14 January 2004
For the past 10 years, South Africa’s innovative “miracle” train, Phelophepa, has brought primary health care to rural areas where, according to government statistics, there is one doctor for every 4 000 to 5 000 patients.
Phelophepa – a seSotho word for good, clean health – came into being in January 1994 when parastatal Transnet’s corporate social investment department and the optometry unit of the Rand Afrikaans University joined up to provide rural South Africans with primary eye care.
The train initially had only three carriages and was solely financed by Transnet. Now Phelophepa has 16 carriages, and a host of companies have joined in the programme as sponsors.
It is the first and only primary health care train in the world, and one of the most ambitious corporate projects ever undertaken in South Africa.
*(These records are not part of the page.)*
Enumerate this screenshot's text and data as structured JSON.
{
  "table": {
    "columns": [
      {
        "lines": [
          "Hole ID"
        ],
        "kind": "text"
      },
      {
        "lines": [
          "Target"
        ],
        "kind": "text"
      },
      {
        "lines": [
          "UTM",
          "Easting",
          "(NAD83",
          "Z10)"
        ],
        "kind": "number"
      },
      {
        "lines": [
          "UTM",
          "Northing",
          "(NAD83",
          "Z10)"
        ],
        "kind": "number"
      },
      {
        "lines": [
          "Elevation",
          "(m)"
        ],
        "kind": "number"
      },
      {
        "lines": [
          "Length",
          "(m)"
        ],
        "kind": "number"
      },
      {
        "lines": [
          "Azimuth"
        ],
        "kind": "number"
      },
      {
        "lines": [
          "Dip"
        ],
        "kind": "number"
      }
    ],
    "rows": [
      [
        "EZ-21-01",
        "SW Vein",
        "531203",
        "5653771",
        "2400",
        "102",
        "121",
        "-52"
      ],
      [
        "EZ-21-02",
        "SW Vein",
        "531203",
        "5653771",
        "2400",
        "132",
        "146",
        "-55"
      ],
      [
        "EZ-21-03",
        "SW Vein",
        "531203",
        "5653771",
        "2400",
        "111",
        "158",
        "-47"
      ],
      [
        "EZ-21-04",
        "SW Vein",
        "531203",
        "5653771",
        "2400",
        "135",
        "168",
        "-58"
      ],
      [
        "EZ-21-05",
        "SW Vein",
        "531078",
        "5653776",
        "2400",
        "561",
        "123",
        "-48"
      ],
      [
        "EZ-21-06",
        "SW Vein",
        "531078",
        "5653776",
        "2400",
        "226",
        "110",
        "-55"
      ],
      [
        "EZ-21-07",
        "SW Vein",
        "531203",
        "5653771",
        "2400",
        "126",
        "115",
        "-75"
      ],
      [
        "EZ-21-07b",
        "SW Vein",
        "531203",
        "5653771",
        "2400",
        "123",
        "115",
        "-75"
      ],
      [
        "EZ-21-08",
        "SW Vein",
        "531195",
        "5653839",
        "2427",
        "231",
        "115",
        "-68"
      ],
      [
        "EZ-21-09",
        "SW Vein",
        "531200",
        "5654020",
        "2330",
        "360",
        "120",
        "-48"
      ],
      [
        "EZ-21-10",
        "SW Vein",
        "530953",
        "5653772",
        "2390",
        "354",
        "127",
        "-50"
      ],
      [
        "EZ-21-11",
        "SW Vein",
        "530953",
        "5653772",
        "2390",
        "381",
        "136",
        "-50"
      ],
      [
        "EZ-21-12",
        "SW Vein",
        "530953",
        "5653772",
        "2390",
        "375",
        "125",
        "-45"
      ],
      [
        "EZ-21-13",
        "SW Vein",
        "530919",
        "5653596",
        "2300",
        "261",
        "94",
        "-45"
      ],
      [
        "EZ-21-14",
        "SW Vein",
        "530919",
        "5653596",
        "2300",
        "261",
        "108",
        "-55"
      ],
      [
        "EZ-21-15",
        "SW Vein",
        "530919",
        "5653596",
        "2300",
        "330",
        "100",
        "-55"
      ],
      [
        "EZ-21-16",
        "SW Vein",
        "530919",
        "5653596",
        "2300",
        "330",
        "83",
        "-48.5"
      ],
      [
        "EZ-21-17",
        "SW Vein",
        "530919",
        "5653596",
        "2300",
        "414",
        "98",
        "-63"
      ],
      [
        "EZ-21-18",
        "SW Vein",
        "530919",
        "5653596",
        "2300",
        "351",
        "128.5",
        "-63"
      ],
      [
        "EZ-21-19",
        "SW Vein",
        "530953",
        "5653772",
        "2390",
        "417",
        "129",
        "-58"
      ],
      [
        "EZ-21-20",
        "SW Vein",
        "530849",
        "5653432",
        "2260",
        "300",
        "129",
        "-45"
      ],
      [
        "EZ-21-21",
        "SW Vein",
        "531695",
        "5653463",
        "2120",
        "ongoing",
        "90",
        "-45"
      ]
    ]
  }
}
Phelophepa travels around the country for 36 weeks of the year, stopping at least five times at each of 36 stations in the Free State, Western Cape, KwaZulu-Natal and Mpumalanga.
About 40 000 patients receive treatment at the train’s various clinics each year, and more than one million people have been reached to date.
This year, Phelophepa will visit the Eastern Cape, Northern Cape, Limpopo and North West provinces. Gauteng, which is deemed urban, is excluded from the train’s itinerary.
Lynne Coetzee, Transnet’s portfolio manager for health, suggested the idea of expanding the train’s facilities to turn it into an holistic travelling health care service that will reach thousands of rural communities.
Student volunteers work alongside 15 full-time staff to provide basic health services – including general, dental and eyecare – in the rural areas. Public awareness about health issues, including HIV/Aids, is also promoted.
The train has a unique power car which generates enough electricity to supply a small town for two weeks.
Under normal operating conditions the drive wheels of the passenger coaches generate enough electricity for lights and hot water. But as the Phelophepa provides its services while stationary, another power source had to be found, and a dedicated power generator was essential.
Old coaches were refurbished to accommodate an Edu-Clinic, which is equipped to teach groups of 25 local volunteers about basic health issues, with a medicine clinic which houses a pharmacy, the Roche health clinic with five examination clinics and an office, the Colgate dental clinic with five dental chairs, a psychology clinic with two consultation rooms, and two coaches that serve as an eye clinic.
The train also has a dining car for 40 people and a kitchen where nearly 200 meals are prepared each day. Four carriages contain sleeping compartments and a laundry with five washing machines, tumble driers and ironing boards for use by the 56 people on board.
The Transnet Foundation has announced that it will provide 48 percent of the train’s funding for the 2004 financial year. It said the train’s monthly expenditure – despite escalating costs – is estimated at R1.5-million, which translates to about R60 to R70 per patient. The remaining 52 percent will be covered by corporate sponsors.
Roche, a research-oriented healthcare group which has partnered Transnet in the project since 1994, also announced a substantial financial injection for the train. Roche has paid the costs of the health clinic as well as the vehicle used by staff to visit surrounding villages and schools.
The company said its additional sponsorship will be used to expand services on the train. These will include adding new clinics for diabetes care and oncology. The school health services project will also be extended, while additional funds will be spent to maintain the train and the communications infrastructure.
The inclusion of diabetes and oncology care will cover urgent needs. According to Pat Senne, head of corporate affairs and communication for Roche SA, Type II diabetes is becoming increasingly significant in rural South Africa – yet it is a problem that can be prevented.
“Diet and obesity can predispose people to Type II diabetes, so we hope to add value to Phelophepa by educating patients on how to eat properly and recognise symptoms of the disease,” Senne told The Star newspaper.
In addition, the health clinic will screen patients for cancer, a disease which affects a frightening number of people with lumps on the body but who are unaware that something could be wrong. Although cancer cannot be treated on the train, if it is detected patients will be directed to the nearest hospital.
Roche has has also undertaken to fund the school health screening and education service and the dispensary.
Jorg-Michael Rupp, Roche SA’s chief executive officer, told The Star: “Phelophepa is one of Roche’s flagship global projects and it is a rewarding example of how we support socially responsible and sustainable projects.
“The train is impressive not only as it is an effective service to the poorest of the rural poor, but because of its ability to uplift the whole community.”